BTN.com LiveBIG Staff, July 1, 2016
Paul Magelli is a man of many titles. Currently the visiting professor of economics, emeritus, at the University of Illinois, he?s also been in several other roles: senior director of the Academy for Entrepreneurial Leadership at the university?s College of Business, founder of the student-run Illinois Business Consulting organization, and goat farmer.
This August, the octogenarian is hoping to add another title to the list: oldest person to ever summit Mt. Kilimanjaro, the highest peak in Africa. Still, as he?s told his students, ?Titles aren?t all they?re cracked up to be.?
Even if he doesn?t make it to the very top of the mountain, he and his team will have accomplished much of what they set out to do: conduct research for heart disease, which has not only affected his own life, but also took the life of his twin brother Peter at the age of 45.
Magelli will be hooked up to equipment that monitors his heart 14 days before the climb. His condition will be measured from then until his trip, during his expedition and about 14 days after he returns. The aim is to study the effects of extreme altitudes on people who?ve had major cardiac events.
He?s familiar with the mountain already. Magelli and his son went to Kilimanjaro for the first time in 2011 with the aim of getting to the top. They got as far up as 17,500 feet - less than 2,000 feet from their goal.
?I didn?t summit that time, but I made up my mind that someday I?d go back,? he said.
This time, he?s bringing a crack team with him. It includes Conrad Anker, a master mountaineer who?s known in climbing circles as ?Mr. Everest,? and Dr. Bruce Johnson, professor of medicine and physiology at the Mayo Clinic and leader of the cardiac research effort on the trip, which will take place from Aug. 4-20.
?We?re quite fortunate to have the team we do,? Magelli said.
[btn-post-package]However, any number of things could go wrong on an expedition like this, and even with such expertise on hand, reaching the summit is hardly a sure thing. While that?s an important goal for him, Magelli said he won?t take any undue risks. After all, he still has some living left to do.
For this veteran educator, so many of his experiences - the death of his brother, founding new organizations, mountain climbing - have taught him an important lesson: Don?t let life pass you by.

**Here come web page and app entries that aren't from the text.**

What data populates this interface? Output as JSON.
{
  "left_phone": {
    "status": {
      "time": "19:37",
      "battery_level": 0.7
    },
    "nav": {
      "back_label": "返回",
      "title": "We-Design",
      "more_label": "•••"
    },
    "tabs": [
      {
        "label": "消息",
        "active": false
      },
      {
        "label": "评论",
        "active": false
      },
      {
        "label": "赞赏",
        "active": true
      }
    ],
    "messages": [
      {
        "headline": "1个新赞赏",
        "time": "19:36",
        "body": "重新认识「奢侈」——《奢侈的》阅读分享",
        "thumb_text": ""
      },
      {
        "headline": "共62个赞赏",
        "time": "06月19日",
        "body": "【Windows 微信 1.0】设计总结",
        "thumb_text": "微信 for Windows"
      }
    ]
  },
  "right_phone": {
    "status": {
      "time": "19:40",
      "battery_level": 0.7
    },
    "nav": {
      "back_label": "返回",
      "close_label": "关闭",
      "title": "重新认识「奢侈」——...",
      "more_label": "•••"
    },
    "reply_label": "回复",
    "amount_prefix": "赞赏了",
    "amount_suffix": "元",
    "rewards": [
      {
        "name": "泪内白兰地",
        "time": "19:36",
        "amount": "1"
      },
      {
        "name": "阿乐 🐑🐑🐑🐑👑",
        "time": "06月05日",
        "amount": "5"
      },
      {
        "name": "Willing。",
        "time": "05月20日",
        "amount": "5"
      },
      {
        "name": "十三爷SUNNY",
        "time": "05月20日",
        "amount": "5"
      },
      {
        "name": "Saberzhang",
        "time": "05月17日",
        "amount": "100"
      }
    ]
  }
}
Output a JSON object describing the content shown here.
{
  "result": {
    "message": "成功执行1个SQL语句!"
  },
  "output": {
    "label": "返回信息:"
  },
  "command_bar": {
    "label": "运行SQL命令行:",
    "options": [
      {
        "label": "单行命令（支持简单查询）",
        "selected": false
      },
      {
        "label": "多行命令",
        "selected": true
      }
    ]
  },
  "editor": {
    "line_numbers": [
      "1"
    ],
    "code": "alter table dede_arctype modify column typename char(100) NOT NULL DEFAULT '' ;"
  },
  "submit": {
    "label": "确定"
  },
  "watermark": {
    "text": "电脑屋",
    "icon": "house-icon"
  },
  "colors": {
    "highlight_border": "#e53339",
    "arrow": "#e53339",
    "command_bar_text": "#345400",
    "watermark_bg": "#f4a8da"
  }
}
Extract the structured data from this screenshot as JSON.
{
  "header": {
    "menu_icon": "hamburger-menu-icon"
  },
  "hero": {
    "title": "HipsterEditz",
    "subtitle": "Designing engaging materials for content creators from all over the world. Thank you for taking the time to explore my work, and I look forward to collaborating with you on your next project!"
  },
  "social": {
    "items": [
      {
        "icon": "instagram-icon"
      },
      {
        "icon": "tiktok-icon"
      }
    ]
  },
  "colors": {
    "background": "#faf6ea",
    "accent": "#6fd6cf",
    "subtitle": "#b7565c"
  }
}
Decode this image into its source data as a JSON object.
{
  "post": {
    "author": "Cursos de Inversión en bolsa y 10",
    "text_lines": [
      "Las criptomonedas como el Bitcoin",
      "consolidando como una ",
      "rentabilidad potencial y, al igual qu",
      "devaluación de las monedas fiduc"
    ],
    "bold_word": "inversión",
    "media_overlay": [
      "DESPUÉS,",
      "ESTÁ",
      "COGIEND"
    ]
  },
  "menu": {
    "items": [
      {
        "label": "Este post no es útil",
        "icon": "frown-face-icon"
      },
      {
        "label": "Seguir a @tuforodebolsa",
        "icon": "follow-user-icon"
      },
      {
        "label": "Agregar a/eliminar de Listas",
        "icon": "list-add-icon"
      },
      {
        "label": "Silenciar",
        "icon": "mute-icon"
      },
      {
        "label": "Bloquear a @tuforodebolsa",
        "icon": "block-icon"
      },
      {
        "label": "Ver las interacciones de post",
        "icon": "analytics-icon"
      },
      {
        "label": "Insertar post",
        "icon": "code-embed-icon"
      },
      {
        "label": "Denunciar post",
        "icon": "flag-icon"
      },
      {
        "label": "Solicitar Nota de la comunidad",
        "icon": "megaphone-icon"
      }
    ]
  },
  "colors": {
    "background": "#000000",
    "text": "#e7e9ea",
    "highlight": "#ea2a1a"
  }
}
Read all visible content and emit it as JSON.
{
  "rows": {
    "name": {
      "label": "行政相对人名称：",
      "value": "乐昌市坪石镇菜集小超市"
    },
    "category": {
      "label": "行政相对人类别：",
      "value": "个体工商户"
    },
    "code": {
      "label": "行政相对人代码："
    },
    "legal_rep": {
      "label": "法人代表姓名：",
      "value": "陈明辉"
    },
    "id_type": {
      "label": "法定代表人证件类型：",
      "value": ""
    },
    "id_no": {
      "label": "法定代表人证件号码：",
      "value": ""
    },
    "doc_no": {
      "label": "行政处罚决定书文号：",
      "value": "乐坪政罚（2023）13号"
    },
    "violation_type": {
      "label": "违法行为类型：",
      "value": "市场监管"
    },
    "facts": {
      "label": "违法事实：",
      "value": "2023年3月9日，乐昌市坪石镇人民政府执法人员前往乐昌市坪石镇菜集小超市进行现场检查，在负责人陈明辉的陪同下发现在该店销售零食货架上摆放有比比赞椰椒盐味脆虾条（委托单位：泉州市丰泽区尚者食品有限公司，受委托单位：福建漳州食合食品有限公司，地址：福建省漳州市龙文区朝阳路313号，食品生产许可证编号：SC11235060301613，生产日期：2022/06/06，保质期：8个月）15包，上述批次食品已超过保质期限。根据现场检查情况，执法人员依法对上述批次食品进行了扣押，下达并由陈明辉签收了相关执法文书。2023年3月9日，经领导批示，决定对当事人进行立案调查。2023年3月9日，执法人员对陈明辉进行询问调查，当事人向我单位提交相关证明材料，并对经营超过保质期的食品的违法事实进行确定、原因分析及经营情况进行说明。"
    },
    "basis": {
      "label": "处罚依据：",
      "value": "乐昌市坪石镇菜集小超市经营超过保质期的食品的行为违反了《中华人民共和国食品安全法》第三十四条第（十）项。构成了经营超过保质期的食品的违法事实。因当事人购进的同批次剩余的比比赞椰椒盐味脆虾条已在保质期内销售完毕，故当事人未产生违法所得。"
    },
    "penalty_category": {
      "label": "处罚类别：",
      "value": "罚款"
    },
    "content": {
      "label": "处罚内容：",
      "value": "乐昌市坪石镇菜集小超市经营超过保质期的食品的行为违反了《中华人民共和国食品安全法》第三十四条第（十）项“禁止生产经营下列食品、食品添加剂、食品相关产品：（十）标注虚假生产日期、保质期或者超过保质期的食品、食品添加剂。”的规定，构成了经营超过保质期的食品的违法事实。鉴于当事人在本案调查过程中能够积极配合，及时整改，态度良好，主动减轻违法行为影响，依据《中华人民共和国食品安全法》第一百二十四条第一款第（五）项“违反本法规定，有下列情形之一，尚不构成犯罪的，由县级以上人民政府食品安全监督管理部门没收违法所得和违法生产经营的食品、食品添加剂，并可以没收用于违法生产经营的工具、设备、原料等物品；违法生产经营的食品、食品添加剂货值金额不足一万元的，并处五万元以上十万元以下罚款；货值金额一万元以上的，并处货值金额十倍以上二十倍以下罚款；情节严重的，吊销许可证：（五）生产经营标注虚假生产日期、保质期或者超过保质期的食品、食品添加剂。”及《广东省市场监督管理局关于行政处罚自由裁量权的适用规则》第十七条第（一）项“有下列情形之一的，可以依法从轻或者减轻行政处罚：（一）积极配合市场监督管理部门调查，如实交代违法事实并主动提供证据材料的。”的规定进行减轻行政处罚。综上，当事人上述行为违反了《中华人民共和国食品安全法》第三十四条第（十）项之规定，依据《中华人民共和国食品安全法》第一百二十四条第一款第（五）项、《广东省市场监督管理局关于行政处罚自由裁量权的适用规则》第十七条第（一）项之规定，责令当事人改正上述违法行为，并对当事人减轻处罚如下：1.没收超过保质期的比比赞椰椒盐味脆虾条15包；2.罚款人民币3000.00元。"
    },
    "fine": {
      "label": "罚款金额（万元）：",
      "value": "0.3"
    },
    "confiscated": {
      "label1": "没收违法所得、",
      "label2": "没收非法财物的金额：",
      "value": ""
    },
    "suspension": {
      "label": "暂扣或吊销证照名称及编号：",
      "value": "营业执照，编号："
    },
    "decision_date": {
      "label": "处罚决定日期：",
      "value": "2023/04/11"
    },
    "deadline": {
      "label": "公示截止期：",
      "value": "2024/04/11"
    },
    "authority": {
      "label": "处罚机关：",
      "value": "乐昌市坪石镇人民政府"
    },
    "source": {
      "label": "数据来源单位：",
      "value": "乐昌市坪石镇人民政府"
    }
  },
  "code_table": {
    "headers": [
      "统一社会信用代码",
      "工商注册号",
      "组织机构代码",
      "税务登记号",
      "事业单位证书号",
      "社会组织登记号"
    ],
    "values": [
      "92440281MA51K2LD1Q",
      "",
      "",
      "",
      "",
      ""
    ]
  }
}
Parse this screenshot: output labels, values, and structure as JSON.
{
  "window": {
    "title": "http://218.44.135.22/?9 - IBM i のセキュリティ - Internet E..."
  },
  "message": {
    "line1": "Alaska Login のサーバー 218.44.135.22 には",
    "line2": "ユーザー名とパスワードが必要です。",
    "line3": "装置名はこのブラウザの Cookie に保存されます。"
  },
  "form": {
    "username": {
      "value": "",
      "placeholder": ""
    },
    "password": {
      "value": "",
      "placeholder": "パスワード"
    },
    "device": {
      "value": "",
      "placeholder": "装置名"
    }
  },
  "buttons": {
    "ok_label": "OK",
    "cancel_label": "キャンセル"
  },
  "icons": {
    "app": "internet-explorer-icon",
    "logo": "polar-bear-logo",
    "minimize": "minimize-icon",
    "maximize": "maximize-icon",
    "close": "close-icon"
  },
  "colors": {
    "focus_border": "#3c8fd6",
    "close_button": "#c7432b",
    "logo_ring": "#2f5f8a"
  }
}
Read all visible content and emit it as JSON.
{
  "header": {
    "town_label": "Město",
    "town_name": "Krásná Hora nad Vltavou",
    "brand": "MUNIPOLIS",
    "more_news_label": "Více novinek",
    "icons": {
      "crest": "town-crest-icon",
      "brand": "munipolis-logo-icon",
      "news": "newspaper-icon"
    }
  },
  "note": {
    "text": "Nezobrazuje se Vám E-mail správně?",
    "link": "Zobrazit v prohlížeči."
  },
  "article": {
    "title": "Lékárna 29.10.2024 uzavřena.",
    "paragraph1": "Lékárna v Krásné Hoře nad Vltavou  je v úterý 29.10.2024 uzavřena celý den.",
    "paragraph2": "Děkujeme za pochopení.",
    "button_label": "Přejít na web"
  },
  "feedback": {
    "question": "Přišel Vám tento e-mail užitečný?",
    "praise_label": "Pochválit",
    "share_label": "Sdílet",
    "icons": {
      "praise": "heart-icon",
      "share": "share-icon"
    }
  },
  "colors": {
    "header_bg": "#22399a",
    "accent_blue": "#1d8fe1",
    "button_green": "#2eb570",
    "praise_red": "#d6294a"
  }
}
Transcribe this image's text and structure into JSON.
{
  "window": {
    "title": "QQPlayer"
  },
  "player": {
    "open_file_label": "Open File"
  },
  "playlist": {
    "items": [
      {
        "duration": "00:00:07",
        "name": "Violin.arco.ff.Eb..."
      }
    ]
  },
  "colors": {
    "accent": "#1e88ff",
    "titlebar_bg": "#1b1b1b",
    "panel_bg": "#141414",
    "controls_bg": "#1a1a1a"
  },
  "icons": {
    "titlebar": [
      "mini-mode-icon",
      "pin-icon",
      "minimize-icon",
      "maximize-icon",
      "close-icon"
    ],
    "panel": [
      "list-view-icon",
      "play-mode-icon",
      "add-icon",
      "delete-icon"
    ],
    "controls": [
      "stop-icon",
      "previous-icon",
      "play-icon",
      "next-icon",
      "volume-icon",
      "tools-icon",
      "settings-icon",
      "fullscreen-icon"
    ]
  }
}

?At my age, I realize that tomorrow?s promised no one,? Magelli explained. ?So many people are waiting for tomorrow to get here. But I believe you should focus on today. Make sure you live it to the fullest.?
By Brian Summerfield